Harold Arlen called this song one of his “tapeworms,” because the melody sort of wanders along. Arlen credited Mercer with much of the success of the song: “[It’s] a wandering song. Johnny took it and wrote it exactly the way it fell. Not only is it long—forty-eight bars—but it also changes key. Johnny made it work.”One for My Baby
Johnny Mercer to the BBC: When I was working with Benny Goodman back in ’39, I had a publicity guy who told me he had been to hear Father Divine, and that was the subject of his sermon, “Accentuate the positive and eliminate the negative.” Well, that amused me so, and it sounds so Southern and so funny that I wrote it down on a piece of paper. And this was, what, five years later? And Harold Arlen and I were riding home from the studio after a conference about getting a song for the sailors. … And Harold was singing me this little tune he had sung me before. Now, that’s a strange thing about your subconscious, because here’s a song that’s kind of lying dormant in my subconscious for five years, and the minute he sang that tune, it jumped into my mind as if it dialed a phone number. Because it doesn’t really fit. The accent is all different. I just think there’s some kind of fate connected with it.Ac-cent-tchu-ate the Positive
Arlen was noodling around on the piano looking for a tune when a phrase caught Johnny Mercer’s ear. Mercer exclaimed, “I’m gonna love you like nobody loved you…” Arlen jokingly replied, “Come hell or high water.” The proverbial light bulb went off over Mercer’s head and he answered, “Of course, why didn’t I think of that? ‘Come rain or come shine.’” The song was finished before the night was over.Come Rain or Come Shine
Hugh Martin on working on 1954’s A Star Is Born: “I wanted her to sing it moodily, quietly, and so did Harold Arlen, I found out later. When I went back to New York, he called me and said, ‘What happened?’ I told him that she had belted it. He said, 'Oh no! It shouldn’t be belted. It’s an introspective song.’ Both Harold and George Cukor thought I was right. The day of the recording, George said, ‘Can you do anything to stop her from yelling that song and making it such a tour de force?

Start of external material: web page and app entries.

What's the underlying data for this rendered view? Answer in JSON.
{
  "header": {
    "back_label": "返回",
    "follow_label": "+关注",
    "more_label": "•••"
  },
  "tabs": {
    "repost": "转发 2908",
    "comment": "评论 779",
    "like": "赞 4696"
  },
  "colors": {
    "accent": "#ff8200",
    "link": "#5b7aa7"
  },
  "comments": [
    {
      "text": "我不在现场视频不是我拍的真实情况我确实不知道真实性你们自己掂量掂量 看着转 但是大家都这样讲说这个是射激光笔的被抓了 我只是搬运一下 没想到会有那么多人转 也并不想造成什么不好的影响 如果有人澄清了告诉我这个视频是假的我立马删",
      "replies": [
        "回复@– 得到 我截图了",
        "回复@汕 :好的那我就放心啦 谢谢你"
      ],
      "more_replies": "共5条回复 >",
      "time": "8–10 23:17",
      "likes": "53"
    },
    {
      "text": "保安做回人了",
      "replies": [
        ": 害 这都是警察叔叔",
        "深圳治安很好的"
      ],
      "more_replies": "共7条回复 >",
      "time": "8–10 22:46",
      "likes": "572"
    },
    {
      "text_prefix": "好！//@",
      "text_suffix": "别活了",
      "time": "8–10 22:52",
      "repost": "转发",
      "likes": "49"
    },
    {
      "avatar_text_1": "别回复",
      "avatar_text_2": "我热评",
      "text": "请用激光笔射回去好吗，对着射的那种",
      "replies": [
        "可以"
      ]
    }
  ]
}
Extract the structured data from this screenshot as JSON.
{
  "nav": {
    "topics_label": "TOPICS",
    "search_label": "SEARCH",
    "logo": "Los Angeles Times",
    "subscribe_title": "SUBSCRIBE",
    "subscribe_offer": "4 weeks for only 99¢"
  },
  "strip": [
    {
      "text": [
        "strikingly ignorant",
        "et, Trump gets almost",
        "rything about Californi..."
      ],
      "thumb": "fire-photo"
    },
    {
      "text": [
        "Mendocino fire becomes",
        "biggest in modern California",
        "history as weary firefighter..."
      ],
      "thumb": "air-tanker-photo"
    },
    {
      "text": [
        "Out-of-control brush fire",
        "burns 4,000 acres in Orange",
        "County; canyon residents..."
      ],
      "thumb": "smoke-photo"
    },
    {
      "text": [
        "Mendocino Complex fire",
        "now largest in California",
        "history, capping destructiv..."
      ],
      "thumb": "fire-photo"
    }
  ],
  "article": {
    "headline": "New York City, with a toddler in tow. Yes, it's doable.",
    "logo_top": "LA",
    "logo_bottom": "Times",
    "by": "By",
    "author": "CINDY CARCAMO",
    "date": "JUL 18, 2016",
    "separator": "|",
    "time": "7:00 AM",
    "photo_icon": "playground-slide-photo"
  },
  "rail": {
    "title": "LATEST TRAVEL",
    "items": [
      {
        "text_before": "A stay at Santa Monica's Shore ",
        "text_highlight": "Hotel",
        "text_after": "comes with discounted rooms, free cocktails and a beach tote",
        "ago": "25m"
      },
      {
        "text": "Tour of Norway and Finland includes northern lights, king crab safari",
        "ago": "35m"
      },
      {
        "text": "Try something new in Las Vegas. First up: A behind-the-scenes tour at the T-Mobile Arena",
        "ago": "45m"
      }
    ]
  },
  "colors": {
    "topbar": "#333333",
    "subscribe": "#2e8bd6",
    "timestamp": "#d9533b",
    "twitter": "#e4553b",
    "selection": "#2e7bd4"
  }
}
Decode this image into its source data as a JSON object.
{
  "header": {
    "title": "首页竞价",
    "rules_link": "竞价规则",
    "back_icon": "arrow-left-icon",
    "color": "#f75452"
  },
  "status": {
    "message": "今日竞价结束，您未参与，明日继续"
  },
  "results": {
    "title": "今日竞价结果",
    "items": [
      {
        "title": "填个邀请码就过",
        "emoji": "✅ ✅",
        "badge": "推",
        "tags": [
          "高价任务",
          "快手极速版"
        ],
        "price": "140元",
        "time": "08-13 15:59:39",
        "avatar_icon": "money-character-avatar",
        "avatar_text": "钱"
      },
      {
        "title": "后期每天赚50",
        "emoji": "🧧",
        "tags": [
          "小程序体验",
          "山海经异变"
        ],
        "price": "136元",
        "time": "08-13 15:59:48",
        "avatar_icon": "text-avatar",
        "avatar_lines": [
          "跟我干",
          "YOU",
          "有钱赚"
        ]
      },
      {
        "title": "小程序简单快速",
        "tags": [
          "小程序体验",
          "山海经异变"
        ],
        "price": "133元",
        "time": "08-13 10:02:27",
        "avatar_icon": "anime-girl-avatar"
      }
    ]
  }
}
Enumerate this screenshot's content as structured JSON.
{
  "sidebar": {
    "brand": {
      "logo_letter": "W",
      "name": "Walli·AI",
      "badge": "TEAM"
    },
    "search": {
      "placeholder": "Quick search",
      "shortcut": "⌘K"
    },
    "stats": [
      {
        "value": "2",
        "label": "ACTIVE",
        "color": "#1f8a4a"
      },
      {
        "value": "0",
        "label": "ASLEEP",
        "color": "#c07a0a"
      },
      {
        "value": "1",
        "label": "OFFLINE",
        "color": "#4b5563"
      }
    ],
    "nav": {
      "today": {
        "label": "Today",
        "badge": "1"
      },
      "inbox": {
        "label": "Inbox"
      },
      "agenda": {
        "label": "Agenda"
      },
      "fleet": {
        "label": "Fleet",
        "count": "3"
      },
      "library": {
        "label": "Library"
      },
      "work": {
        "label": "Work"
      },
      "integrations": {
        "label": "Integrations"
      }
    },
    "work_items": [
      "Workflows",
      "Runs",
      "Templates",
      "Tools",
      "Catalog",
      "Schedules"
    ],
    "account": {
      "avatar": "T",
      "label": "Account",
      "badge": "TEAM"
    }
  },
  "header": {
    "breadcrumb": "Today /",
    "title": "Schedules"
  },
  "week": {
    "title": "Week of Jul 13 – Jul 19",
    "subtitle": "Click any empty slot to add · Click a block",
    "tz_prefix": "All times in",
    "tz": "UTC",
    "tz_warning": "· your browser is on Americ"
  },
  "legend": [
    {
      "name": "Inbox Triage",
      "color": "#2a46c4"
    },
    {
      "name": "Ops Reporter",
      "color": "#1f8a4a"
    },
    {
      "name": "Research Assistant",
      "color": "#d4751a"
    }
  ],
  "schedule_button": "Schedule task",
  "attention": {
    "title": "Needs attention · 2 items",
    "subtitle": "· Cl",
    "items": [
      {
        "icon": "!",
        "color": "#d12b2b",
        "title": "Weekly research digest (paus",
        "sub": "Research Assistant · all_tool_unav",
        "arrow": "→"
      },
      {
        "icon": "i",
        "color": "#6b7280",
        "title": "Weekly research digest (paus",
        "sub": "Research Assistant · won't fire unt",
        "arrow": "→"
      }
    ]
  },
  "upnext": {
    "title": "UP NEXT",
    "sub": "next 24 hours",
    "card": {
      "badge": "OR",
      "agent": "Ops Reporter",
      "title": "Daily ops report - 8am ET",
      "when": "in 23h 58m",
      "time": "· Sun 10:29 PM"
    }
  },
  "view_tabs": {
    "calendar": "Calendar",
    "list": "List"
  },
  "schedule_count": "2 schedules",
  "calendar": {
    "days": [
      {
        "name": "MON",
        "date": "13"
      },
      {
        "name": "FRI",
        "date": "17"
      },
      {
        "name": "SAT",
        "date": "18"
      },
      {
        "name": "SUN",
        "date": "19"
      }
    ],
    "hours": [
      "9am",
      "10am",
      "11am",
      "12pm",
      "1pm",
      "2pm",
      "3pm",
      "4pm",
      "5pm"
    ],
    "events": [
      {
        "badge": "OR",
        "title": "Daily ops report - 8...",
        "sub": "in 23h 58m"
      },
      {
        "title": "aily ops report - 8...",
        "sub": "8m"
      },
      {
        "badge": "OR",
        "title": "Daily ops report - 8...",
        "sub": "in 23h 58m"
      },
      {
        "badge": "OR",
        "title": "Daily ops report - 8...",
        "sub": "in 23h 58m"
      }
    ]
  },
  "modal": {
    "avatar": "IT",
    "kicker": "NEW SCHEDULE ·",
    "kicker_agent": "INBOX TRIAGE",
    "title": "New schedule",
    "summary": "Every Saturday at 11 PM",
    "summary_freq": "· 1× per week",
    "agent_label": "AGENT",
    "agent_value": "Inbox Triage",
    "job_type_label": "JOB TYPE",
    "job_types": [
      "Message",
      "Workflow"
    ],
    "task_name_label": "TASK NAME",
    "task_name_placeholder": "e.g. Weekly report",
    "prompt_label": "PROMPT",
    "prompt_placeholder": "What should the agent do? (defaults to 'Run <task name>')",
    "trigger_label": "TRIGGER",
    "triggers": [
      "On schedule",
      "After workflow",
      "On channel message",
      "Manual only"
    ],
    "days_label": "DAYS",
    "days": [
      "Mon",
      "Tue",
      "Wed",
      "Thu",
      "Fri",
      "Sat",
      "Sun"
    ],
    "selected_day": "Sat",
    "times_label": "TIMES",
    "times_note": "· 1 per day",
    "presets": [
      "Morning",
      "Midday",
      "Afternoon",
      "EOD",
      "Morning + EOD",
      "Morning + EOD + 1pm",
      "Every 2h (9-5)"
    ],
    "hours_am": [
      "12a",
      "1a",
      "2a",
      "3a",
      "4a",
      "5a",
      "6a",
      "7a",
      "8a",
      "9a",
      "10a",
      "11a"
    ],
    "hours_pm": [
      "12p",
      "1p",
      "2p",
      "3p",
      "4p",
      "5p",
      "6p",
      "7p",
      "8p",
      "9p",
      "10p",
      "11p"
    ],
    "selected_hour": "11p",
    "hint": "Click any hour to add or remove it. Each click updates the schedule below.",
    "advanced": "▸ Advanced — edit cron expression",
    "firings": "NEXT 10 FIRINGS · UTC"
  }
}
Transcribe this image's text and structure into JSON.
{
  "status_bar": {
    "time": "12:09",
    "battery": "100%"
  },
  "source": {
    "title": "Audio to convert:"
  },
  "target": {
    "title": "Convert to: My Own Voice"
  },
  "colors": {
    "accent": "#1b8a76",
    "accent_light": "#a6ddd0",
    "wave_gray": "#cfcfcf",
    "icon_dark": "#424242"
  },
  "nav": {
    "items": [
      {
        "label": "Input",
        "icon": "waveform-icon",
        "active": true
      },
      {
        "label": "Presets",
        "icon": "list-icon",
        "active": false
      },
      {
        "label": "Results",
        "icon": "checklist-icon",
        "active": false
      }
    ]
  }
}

If she does that, I don’t have a movie.’ I said, ‘What do you mean?’ He said, 'Well, if you know she’s a star in the first fifteen minutes, you don’t have any place to go.’”The Man That Got Away
Arlen considered this song one of his top two compositions.Last Night When We Were Young
“Ain’t It De Truth,” was an early hit for Lena Horne which she performed in the film, Cabin in the Sky only to have the number cut, supposedly at the request of a jealous Ethel Waters, but possibly because she sang the number in a bathtub and it was considered too risqué for its time. Harold Arlen and E.Y. Harburg later interpolated the song into Jamaica.Ain’t It De Truth
“Harold Arlen was one of my oldest and best friends. We would talk on the telephone for hours. Never about songs. Conversation would start when one us would ask, 'How did you sleep last night?' This would continue until we were both worn out and too tired to sleep.
Music by Harold Arlen is, Stormy Weather, Over the Rainbow, That Old Black Magic, Blues in the Night and many other songs that will stay around for a long time.
He wasn’t as well known as some of us, but he was a better songwriter than most of us and he will be missed by all of us.”Irving Berlin
“"Harold was a great singer. Everybody wanted Harold to sing. Harold could perform a song better than anybody and he got all kinds of offers to go on the air and to go on stage and so on. But he refused to do it. Harold is really a purist in every sense of the word as an artist, I mean it in the good sense. He would not compromise his talent by being half singer and half writer as others do. He wanted to be a writer. The difference today there are no writers there are only performers, only singers. They sell their stuff and they act it out.”E.Y. Harburg